> _What to do_: Set out the records again, keeping every word as it is.
---------- Available data
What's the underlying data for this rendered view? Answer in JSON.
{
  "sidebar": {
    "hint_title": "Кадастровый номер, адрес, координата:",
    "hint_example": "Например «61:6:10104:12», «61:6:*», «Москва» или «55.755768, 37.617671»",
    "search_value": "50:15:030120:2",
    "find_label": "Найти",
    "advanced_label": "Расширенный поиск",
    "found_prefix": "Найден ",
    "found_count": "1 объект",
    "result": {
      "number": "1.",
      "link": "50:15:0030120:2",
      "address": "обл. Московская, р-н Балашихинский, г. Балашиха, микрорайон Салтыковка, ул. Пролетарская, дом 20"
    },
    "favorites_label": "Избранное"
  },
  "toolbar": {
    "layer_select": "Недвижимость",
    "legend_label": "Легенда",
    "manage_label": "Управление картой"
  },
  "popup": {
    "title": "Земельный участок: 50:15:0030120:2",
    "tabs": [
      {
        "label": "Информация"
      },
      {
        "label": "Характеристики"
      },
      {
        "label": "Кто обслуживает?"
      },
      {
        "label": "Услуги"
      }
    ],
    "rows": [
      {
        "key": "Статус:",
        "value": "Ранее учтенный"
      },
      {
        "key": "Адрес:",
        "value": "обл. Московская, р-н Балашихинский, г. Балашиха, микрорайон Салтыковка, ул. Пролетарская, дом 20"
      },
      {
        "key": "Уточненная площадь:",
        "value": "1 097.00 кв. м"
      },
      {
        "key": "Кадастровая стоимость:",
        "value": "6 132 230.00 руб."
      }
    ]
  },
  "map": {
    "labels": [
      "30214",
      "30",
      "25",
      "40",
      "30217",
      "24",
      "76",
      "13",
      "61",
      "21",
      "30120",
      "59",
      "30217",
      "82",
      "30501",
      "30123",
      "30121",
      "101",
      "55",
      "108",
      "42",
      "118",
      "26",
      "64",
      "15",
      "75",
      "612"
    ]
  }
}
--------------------
> _Result for this task_:
What's the underlying data for this rendered view? Answer in JSON.
{
  "sidebar": {
    "hint_title": "Кадастровый номер, адрес, координата:",
    "hint_example": "Например «61:6:10104:12», «61:6:*», «Москва» или «55.755768, 37.617671»",
    "search_value": "50:15:030120:2",
    "find_label": "Найти",
    "advanced_label": "Расширенный поиск",
    "found_prefix": "Найден ",
    "found_count": "1 объект",
    "result": {
      "number": "1.",
      "link": "50:15:0030120:2",
      "address": "обл. Московская, р-н Балашихинский, г. Балашиха, микрорайон Салтыковка, ул. Пролетарская, дом 20"
    },
    "favorites_label": "Избранное"
  },
  "toolbar": {
    "layer_select": "Недвижимость",
    "legend_label": "Легенда",
    "manage_label": "Управление картой"
  },
  "popup": {
    "title": "Земельный участок: 50:15:0030120:2",
    "tabs": [
      {
        "label": "Информация"
      },
      {
        "label": "Характеристики"
      },
      {
        "label": "Кто обслуживает?"
      },
      {
        "label": "Услуги"
      }
    ],
    "rows": [
      {
        "key": "Статус:",
        "value": "Ранее учтенный"
      },
      {
        "key": "Адрес:",
        "value": "обл. Московская, р-н Балашихинский, г. Балашиха, микрорайон Салтыковка, ул. Пролетарская, дом 20"
      },
      {
        "key": "Уточненная площадь:",
        "value": "1 097.00 кв. м"
      },
      {
        "key": "Кадастровая стоимость:",
        "value": "6 132 230.00 руб."
      }
    ]
  },
  "map": {
    "labels": [
      "30214",
      "30",
      "25",
      "40",
      "30217",
      "24",
      "76",
      "13",
      "61",
      "21",
      "30120",
      "59",
      "30217",
      "82",
      "30501",
      "30123",
      "30121",
      "101",
      "55",
      "108",
      "42",
      "118",
      "26",
      "64",
      "15",
      "75",
      "612"
    ]
  }
}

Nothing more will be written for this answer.